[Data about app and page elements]
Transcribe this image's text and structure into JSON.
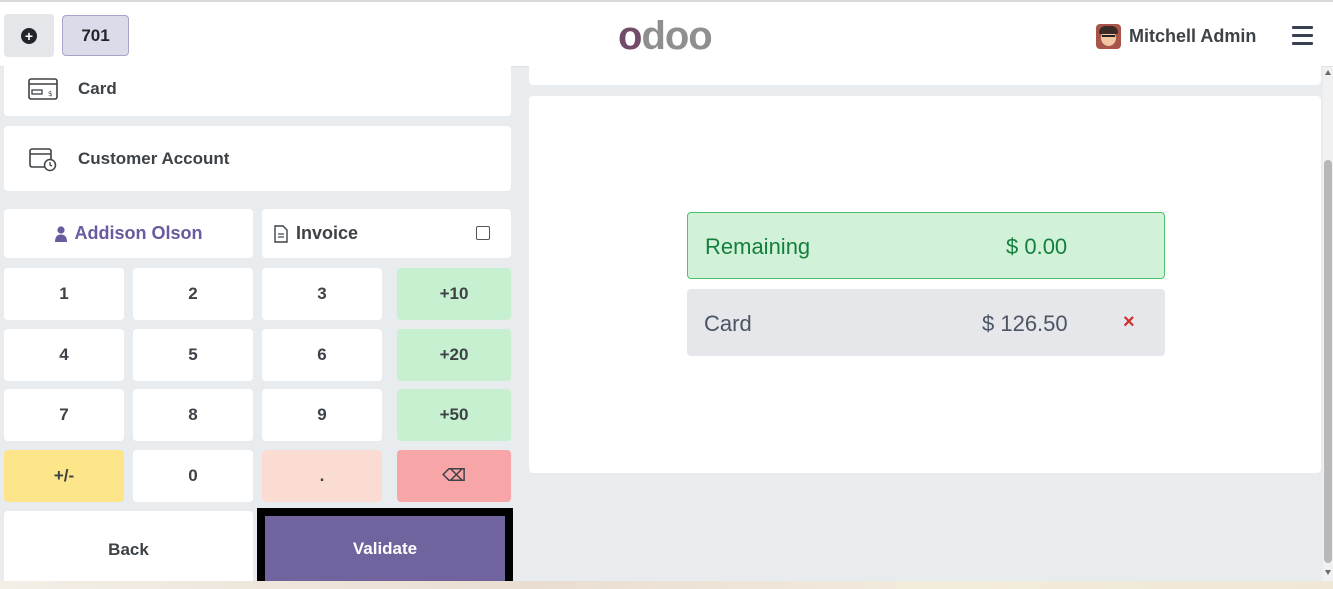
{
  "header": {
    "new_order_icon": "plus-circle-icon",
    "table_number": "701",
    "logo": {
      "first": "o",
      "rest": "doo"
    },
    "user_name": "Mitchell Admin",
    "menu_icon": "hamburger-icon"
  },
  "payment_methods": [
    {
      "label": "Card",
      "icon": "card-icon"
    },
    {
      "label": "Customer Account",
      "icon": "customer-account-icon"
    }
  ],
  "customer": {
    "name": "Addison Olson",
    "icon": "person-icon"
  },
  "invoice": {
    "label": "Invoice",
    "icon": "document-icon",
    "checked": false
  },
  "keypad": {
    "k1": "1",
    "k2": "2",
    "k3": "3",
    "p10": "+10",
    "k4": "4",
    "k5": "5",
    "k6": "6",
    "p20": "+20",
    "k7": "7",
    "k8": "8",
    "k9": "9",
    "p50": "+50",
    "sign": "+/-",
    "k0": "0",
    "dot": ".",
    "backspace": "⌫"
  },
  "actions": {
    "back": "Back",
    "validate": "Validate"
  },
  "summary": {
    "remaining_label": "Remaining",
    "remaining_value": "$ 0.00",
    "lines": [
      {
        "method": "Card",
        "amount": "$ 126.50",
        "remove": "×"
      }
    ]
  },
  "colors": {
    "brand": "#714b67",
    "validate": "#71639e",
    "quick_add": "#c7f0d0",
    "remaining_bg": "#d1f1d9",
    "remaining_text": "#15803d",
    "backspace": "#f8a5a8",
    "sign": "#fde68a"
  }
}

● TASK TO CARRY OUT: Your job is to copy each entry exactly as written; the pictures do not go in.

● FINISHED TASK:
Transcribe this image's text and structure into JSON.
{
  "header": {
    "new_order_icon": "plus-circle-icon",
    "table_number": "701",
    "logo": {
      "first": "o",
      "rest": "doo"
    },
    "user_name": "Mitchell Admin",
    "menu_icon": "hamburger-icon"
  },
  "payment_methods": [
    {
      "label": "Card",
      "icon": "card-icon"
    },
    {
      "label": "Customer Account",
      "icon": "customer-account-icon"
    }
  ],
  "customer": {
    "name": "Addison Olson",
    "icon": "person-icon"
  },
  "invoice": {
    "label": "Invoice",
    "icon": "document-icon",
    "checked": false
  },
  "keypad": {
    "k1": "1",
    "k2": "2",
    "k3": "3",
    "p10": "+10",
    "k4": "4",
    "k5": "5",
    "k6": "6",
    "p20": "+20",
    "k7": "7",
    "k8": "8",
    "k9": "9",
    "p50": "+50",
    "sign": "+/-",
    "k0": "0",
    "dot": ".",
    "backspace": "⌫"
  },
  "actions": {
    "back": "Back",
    "validate": "Validate"
  },
  "summary": {
    "remaining_label": "Remaining",
    "remaining_value": "$ 0.00",
    "lines": [
      {
        "method": "Card",
        "amount": "$ 126.50",
        "remove": "×"
      }
    ]
  },
  "colors": {
    "brand": "#714b67",
    "validate": "#71639e",
    "quick_add": "#c7f0d0",
    "remaining_bg": "#d1f1d9",
    "remaining_text": "#15803d",
    "backspace": "#f8a5a8",
    "sign": "#fde68a"
  }
}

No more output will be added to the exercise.